About this task | Go through the entries below and retype them exactly, omitting each picture.

(Records drawn from a dataset)
-- Opening Marker --
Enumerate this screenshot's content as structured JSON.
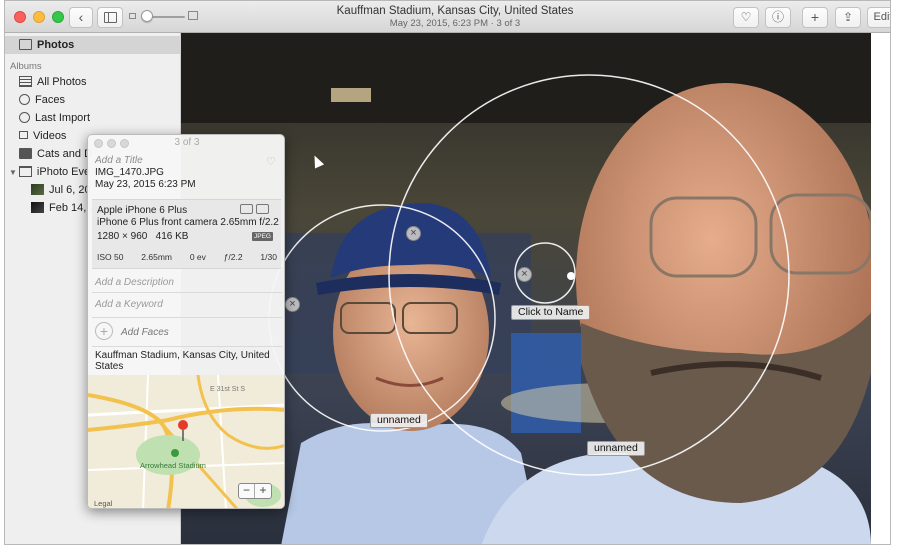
{
  "window": {
    "title": "Kauffman Stadium, Kansas City, United States",
    "subtitle": "May 23, 2015, 6:23 PM  ·  3 of 3"
  },
  "toolbar": {
    "back_icon": "‹",
    "heart_icon": "♡",
    "info_icon": "ⓘ",
    "add_icon": "+",
    "share_icon": "⇪",
    "edit_label": "Edit",
    "zoom_level": 0
  },
  "sidebar": {
    "top_item": "Photos",
    "section_label": "Albums",
    "items": [
      {
        "label": "All Photos",
        "icon": "all-photos-icon"
      },
      {
        "label": "Faces",
        "icon": "faces-icon"
      },
      {
        "label": "Last Import",
        "icon": "last-import-icon"
      },
      {
        "label": "Videos",
        "icon": "videos-icon"
      },
      {
        "label": "Cats and D",
        "icon": "album-icon"
      },
      {
        "label": "iPhoto Eve",
        "icon": "folder-icon"
      },
      {
        "label": "Jul 6, 20",
        "icon": "event-thumb-icon"
      },
      {
        "label": "Feb 14, 2",
        "icon": "event-thumb-icon"
      }
    ]
  },
  "viewer": {
    "faces": [
      {
        "label": "unnamed"
      },
      {
        "label": "Click to Name"
      },
      {
        "label": "unnamed"
      }
    ],
    "close_icon": "×"
  },
  "info_panel": {
    "counter": "3 of 3",
    "title_placeholder": "Add a Title",
    "heart_icon": "♡",
    "filename": "IMG_1470.JPG",
    "date": "May 23, 2015   6:23 PM",
    "camera_model": "Apple iPhone 6 Plus",
    "lens": "iPhone 6 Plus front camera 2.65mm f/2.2",
    "dimensions": "1280 × 960",
    "filesize": "416 KB",
    "format_badge": "JPEG",
    "exif": {
      "iso": "ISO 50",
      "focal": "2.65mm",
      "ev": "0 ev",
      "aperture": "ƒ/2.2",
      "shutter": "1/30"
    },
    "description_placeholder": "Add a Description",
    "keyword_placeholder": "Add a Keyword",
    "add_faces_label": "Add Faces",
    "add_faces_icon": "+",
    "location": "Kauffman Stadium, Kansas City, United States",
    "map": {
      "street_label": "E 31st St S",
      "place_label": "Arrowhead Stadium",
      "legal_label": "Legal",
      "zoom_out": "−",
      "zoom_in": "+"
    }
  },
  "colors": {
    "accent_red": "#fc605c",
    "accent_yellow": "#fdbc40",
    "accent_green": "#34c84a",
    "sidebar_bg": "#efefef",
    "map_pin": "#e53a2a"
  }
}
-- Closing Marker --
Solution |
Enumerate this screenshot's content as structured JSON.
{
  "window": {
    "title": "Kauffman Stadium, Kansas City, United States",
    "subtitle": "May 23, 2015, 6:23 PM  ·  3 of 3"
  },
  "toolbar": {
    "back_icon": "‹",
    "heart_icon": "♡",
    "info_icon": "ⓘ",
    "add_icon": "+",
    "share_icon": "⇪",
    "edit_label": "Edit",
    "zoom_level": 0
  },
  "sidebar": {
    "top_item": "Photos",
    "section_label": "Albums",
    "items": [
      {
        "label": "All Photos",
        "icon": "all-photos-icon"
      },
      {
        "label": "Faces",
        "icon": "faces-icon"
      },
      {
        "label": "Last Import",
        "icon": "last-import-icon"
      },
      {
        "label": "Videos",
        "icon": "videos-icon"
      },
      {
        "label": "Cats and D",
        "icon": "album-icon"
      },
      {
        "label": "iPhoto Eve",
        "icon": "folder-icon"
      },
      {
        "label": "Jul 6, 20",
        "icon": "event-thumb-icon"
      },
      {
        "label": "Feb 14, 2",
        "icon": "event-thumb-icon"
      }
    ]
  },
  "viewer": {
    "faces": [
      {
        "label": "unnamed"
      },
      {
        "label": "Click to Name"
      },
      {
        "label": "unnamed"
      }
    ],
    "close_icon": "×"
  },
  "info_panel": {
    "counter": "3 of 3",
    "title_placeholder": "Add a Title",
    "heart_icon": "♡",
    "filename": "IMG_1470.JPG",
    "date": "May 23, 2015   6:23 PM",
    "camera_model": "Apple iPhone 6 Plus",
    "lens": "iPhone 6 Plus front camera 2.65mm f/2.2",
    "dimensions": "1280 × 960",
    "filesize": "416 KB",
    "format_badge": "JPEG",
    "exif": {
      "iso": "ISO 50",
      "focal": "2.65mm",
      "ev": "0 ev",
      "aperture": "ƒ/2.2",
      "shutter": "1/30"
    },
    "description_placeholder": "Add a Description",
    "keyword_placeholder": "Add a Keyword",
    "add_faces_label": "Add Faces",
    "add_faces_icon": "+",
    "location": "Kauffman Stadium, Kansas City, United States",
    "map": {
      "street_label": "E 31st St S",
      "place_label": "Arrowhead Stadium",
      "legal_label": "Legal",
      "zoom_out": "−",
      "zoom_in": "+"
    }
  },
  "colors": {
    "accent_red": "#fc605c",
    "accent_yellow": "#fdbc40",
    "accent_green": "#34c84a",
    "sidebar_bg": "#efefef",
    "map_pin": "#e53a2a"
  }
}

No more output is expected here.